Provided records:
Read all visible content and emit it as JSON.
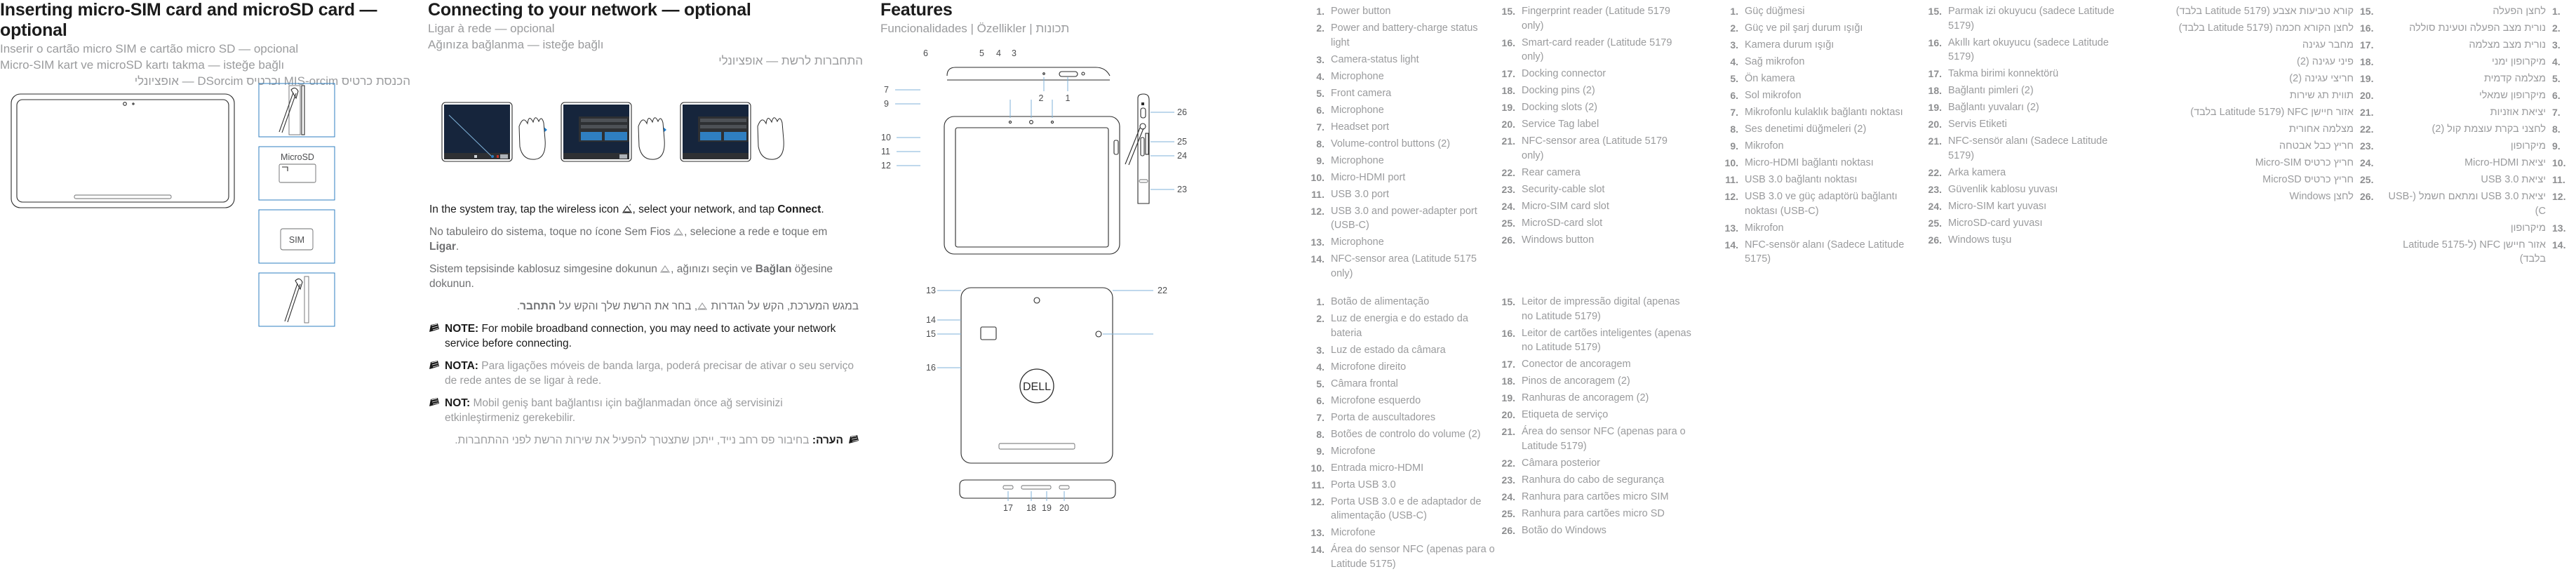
{
  "sections": {
    "sim": {
      "title": "Inserting micro-SIM card and microSD card — optional",
      "sub_pt": "Inserir o cartão micro SIM e cartão micro SD — opcional",
      "sub_tr": "Micro-SIM kart ve microSD kartı takma — isteğe bağlı",
      "sub_he": "הכנסת כרטיס micro-SIM וכרטיס microSD — אופציונלי",
      "labels": {
        "micro_sd": "MicroSD",
        "micro_sim": "SIM"
      }
    },
    "network": {
      "title": "Connecting to your network — optional",
      "sub_pt": "Ligar à rede — opcional",
      "sub_tr": "Ağınıza bağlanma — isteğe bağlı",
      "sub_he": "התחברות לרשת — אופציונלי",
      "step_en_a": "In the system tray, tap the wireless icon",
      "step_en_b": ", select your network, and tap ",
      "step_en_bold": "Connect",
      "step_en_c": ".",
      "step_pt_a": "No tabuleiro do sistema, toque no ícone Sem Fios",
      "step_pt_b": ", selecione a rede e toque em ",
      "step_pt_bold": "Ligar",
      "step_pt_c": ".",
      "step_tr_a": "Sistem tepsisinde kablosuz simgesine dokunun",
      "step_tr_b": ", ağınızı seçin ve ",
      "step_tr_bold": "Bağlan",
      "step_tr_c": " öğesine dokunun.",
      "step_he_a": "במגש המערכת, הקש על הגדרות",
      "step_he_b": ", בחר את הרשת שלך והקש על ",
      "step_he_bold": "התחבר",
      "step_he_c": ".",
      "note_en_label": "NOTE:",
      "note_en_text": "For mobile broadband connection, you may need to activate your network service before connecting.",
      "note_pt_label": "NOTA:",
      "note_pt_text": "Para ligações móveis de banda larga, poderá precisar de ativar o seu serviço de rede antes de se ligar à rede.",
      "note_tr_label": "NOT:",
      "note_tr_text": "Mobil geniş bant bağlantısı için bağlanmadan önce ağ servisinizi etkinleştirmeniz gerekebilir.",
      "note_he_label": "הערה:",
      "note_he_text": "בחיבור פס רחב נייד, ייתכן שתצטרך להפעיל את שירות הרשת לפני ההתחברות."
    },
    "features": {
      "title": "Features",
      "subtitle": "Funcionalidades | Özellikler | תכונות"
    }
  },
  "callouts": {
    "top_left_diagram": [
      "6",
      "5",
      "4",
      "3",
      "2",
      "1"
    ],
    "left_side": [
      "7",
      "9",
      "10",
      "11",
      "12"
    ],
    "right_side": [
      "26",
      "25",
      "24",
      "23"
    ],
    "back_left": [
      "13",
      "14",
      "15",
      "16"
    ],
    "back_right": [
      "22"
    ],
    "bottom_edge": [
      "17",
      "18",
      "19",
      "20"
    ]
  },
  "lists": {
    "en": [
      {
        "n": "1.",
        "t": "Power button"
      },
      {
        "n": "2.",
        "t": "Power and battery-charge status light"
      },
      {
        "n": "3.",
        "t": "Camera-status light"
      },
      {
        "n": "4.",
        "t": "Microphone"
      },
      {
        "n": "5.",
        "t": "Front camera"
      },
      {
        "n": "6.",
        "t": "Microphone"
      },
      {
        "n": "7.",
        "t": "Headset port"
      },
      {
        "n": "8.",
        "t": "Volume-control buttons (2)"
      },
      {
        "n": "9.",
        "t": "Microphone"
      },
      {
        "n": "10.",
        "t": "Micro-HDMI port"
      },
      {
        "n": "11.",
        "t": "USB 3.0 port"
      },
      {
        "n": "12.",
        "t": "USB 3.0 and power-adapter port (USB-C)"
      },
      {
        "n": "13.",
        "t": "Microphone"
      },
      {
        "n": "14.",
        "t": "NFC-sensor area (Latitude 5175 only)"
      },
      {
        "n": "15.",
        "t": "Fingerprint reader (Latitude 5179 only)"
      },
      {
        "n": "16.",
        "t": "Smart-card reader (Latitude 5179 only)"
      },
      {
        "n": "17.",
        "t": "Docking connector"
      },
      {
        "n": "18.",
        "t": "Docking pins (2)"
      },
      {
        "n": "19.",
        "t": "Docking slots (2)"
      },
      {
        "n": "20.",
        "t": "Service Tag label"
      },
      {
        "n": "21.",
        "t": "NFC-sensor area (Latitude 5179 only)"
      },
      {
        "n": "22.",
        "t": "Rear camera"
      },
      {
        "n": "23.",
        "t": "Security-cable slot"
      },
      {
        "n": "24.",
        "t": "Micro-SIM card slot"
      },
      {
        "n": "25.",
        "t": "MicroSD-card slot"
      },
      {
        "n": "26.",
        "t": "Windows button"
      }
    ],
    "tr": [
      {
        "n": "1.",
        "t": "Güç düğmesi"
      },
      {
        "n": "2.",
        "t": "Güç ve pil şarj durum ışığı"
      },
      {
        "n": "3.",
        "t": "Kamera durum ışığı"
      },
      {
        "n": "4.",
        "t": "Sağ mikrofon"
      },
      {
        "n": "5.",
        "t": "Ön kamera"
      },
      {
        "n": "6.",
        "t": "Sol mikrofon"
      },
      {
        "n": "7.",
        "t": "Mikrofonlu kulaklık bağlantı noktası"
      },
      {
        "n": "8.",
        "t": "Ses denetimi düğmeleri (2)"
      },
      {
        "n": "9.",
        "t": "Mikrofon"
      },
      {
        "n": "10.",
        "t": "Micro-HDMI bağlantı noktası"
      },
      {
        "n": "11.",
        "t": "USB 3.0 bağlantı noktası"
      },
      {
        "n": "12.",
        "t": "USB 3.0 ve güç adaptörü bağlantı noktası (USB-C)"
      },
      {
        "n": "13.",
        "t": "Mikrofon"
      },
      {
        "n": "14.",
        "t": "NFC-sensör alanı (Sadece Latitude 5175)"
      },
      {
        "n": "15.",
        "t": "Parmak izi okuyucu (sadece Latitude 5179)"
      },
      {
        "n": "16.",
        "t": "Akıllı kart okuyucu (sadece Latitude 5179)"
      },
      {
        "n": "17.",
        "t": "Takma birimi konnektörü"
      },
      {
        "n": "18.",
        "t": "Bağlantı pimleri (2)"
      },
      {
        "n": "19.",
        "t": "Bağlantı yuvaları (2)"
      },
      {
        "n": "20.",
        "t": "Servis Etiketi"
      },
      {
        "n": "21.",
        "t": "NFC-sensör alanı (Sadece Latitude 5179)"
      },
      {
        "n": "22.",
        "t": "Arka kamera"
      },
      {
        "n": "23.",
        "t": "Güvenlik kablosu yuvası"
      },
      {
        "n": "24.",
        "t": "Micro-SIM kart yuvası"
      },
      {
        "n": "25.",
        "t": "MicroSD-card yuvası"
      },
      {
        "n": "26.",
        "t": "Windows tuşu"
      }
    ],
    "he": [
      {
        "n": ".1",
        "t": "לחצן הפעלה"
      },
      {
        "n": ".2",
        "t": "נורית מצב הפעלה וטעינת סוללה"
      },
      {
        "n": ".3",
        "t": "נורית מצב מצלמה"
      },
      {
        "n": ".4",
        "t": "מיקרופון ימני"
      },
      {
        "n": ".5",
        "t": "מצלמה קדמית"
      },
      {
        "n": ".6",
        "t": "מיקרופון שמאלי"
      },
      {
        "n": ".7",
        "t": "יציאת אוזניות"
      },
      {
        "n": ".8",
        "t": "לחצני בקרת עוצמת קול (2)"
      },
      {
        "n": ".9",
        "t": "מיקרופון"
      },
      {
        "n": ".10",
        "t": "יציאת Micro-HDMI"
      },
      {
        "n": ".11",
        "t": "יציאת USB 3.0"
      },
      {
        "n": ".12",
        "t": "יציאת USB 3.0 ומתאם חשמל (USB-C)"
      },
      {
        "n": ".13",
        "t": "מיקרופון"
      },
      {
        "n": ".14",
        "t": "אזור חיישן NFC (ל-Latitude 5175 בלבד)"
      },
      {
        "n": ".15",
        "t": "קורא טביעות אצבע (Latitude 5179 בלבד)"
      },
      {
        "n": ".16",
        "t": "לחצן הקורא חכמה (Latitude 5179 בלבד)"
      },
      {
        "n": ".17",
        "t": "מחבר עגינה"
      },
      {
        "n": ".18",
        "t": "פיני עגינה (2)"
      },
      {
        "n": ".19",
        "t": "חריצי עגינה (2)"
      },
      {
        "n": ".20",
        "t": "תווית תג שירות"
      },
      {
        "n": ".21",
        "t": "אזור חיישן NFC (Latitude 5179 בלבד)"
      },
      {
        "n": ".22",
        "t": "מצלמה אחורית"
      },
      {
        "n": ".23",
        "t": "חריץ כבל אבטחה"
      },
      {
        "n": ".24",
        "t": "חריץ כרטיס Micro-SIM"
      },
      {
        "n": ".25",
        "t": "חריץ כרטיס MicroSD"
      },
      {
        "n": ".26",
        "t": "לחצן Windows"
      }
    ],
    "pt": [
      {
        "n": "1.",
        "t": "Botão de alimentação"
      },
      {
        "n": "2.",
        "t": "Luz de energia e do estado da bateria"
      },
      {
        "n": "3.",
        "t": "Luz de estado da câmara"
      },
      {
        "n": "4.",
        "t": "Microfone direito"
      },
      {
        "n": "5.",
        "t": "Câmara frontal"
      },
      {
        "n": "6.",
        "t": "Microfone esquerdo"
      },
      {
        "n": "7.",
        "t": "Porta de auscultadores"
      },
      {
        "n": "8.",
        "t": "Botões de controlo do volume (2)"
      },
      {
        "n": "9.",
        "t": "Microfone"
      },
      {
        "n": "10.",
        "t": "Entrada micro-HDMI"
      },
      {
        "n": "11.",
        "t": "Porta USB 3.0"
      },
      {
        "n": "12.",
        "t": "Porta USB 3.0 e de adaptador de alimentação (USB-C)"
      },
      {
        "n": "13.",
        "t": "Microfone"
      },
      {
        "n": "14.",
        "t": "Área do sensor NFC (apenas para o Latitude 5175)"
      },
      {
        "n": "15.",
        "t": "Leitor de impressão digital (apenas no Latitude 5179)"
      },
      {
        "n": "16.",
        "t": "Leitor de cartões inteligentes (apenas no Latitude 5179)"
      },
      {
        "n": "17.",
        "t": "Conector de ancoragem"
      },
      {
        "n": "18.",
        "t": "Pinos de ancoragem (2)"
      },
      {
        "n": "19.",
        "t": "Ranhuras de ancoragem (2)"
      },
      {
        "n": "20.",
        "t": "Etiqueta de serviço"
      },
      {
        "n": "21.",
        "t": "Área do sensor NFC (apenas para o Latitude 5179)"
      },
      {
        "n": "22.",
        "t": "Câmara posterior"
      },
      {
        "n": "23.",
        "t": "Ranhura do cabo de segurança"
      },
      {
        "n": "24.",
        "t": "Ranhura para cartões micro SIM"
      },
      {
        "n": "25.",
        "t": "Ranhura para cartões micro SD"
      },
      {
        "n": "26.",
        "t": "Botão do Windows"
      }
    ]
  },
  "colors": {
    "accent_blue": "#1a7fd4",
    "screen_navy": "#16253c",
    "heading": "#1b1b1b",
    "body_grey": "#9a9b9d"
  }
}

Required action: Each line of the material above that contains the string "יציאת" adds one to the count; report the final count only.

Task output: 4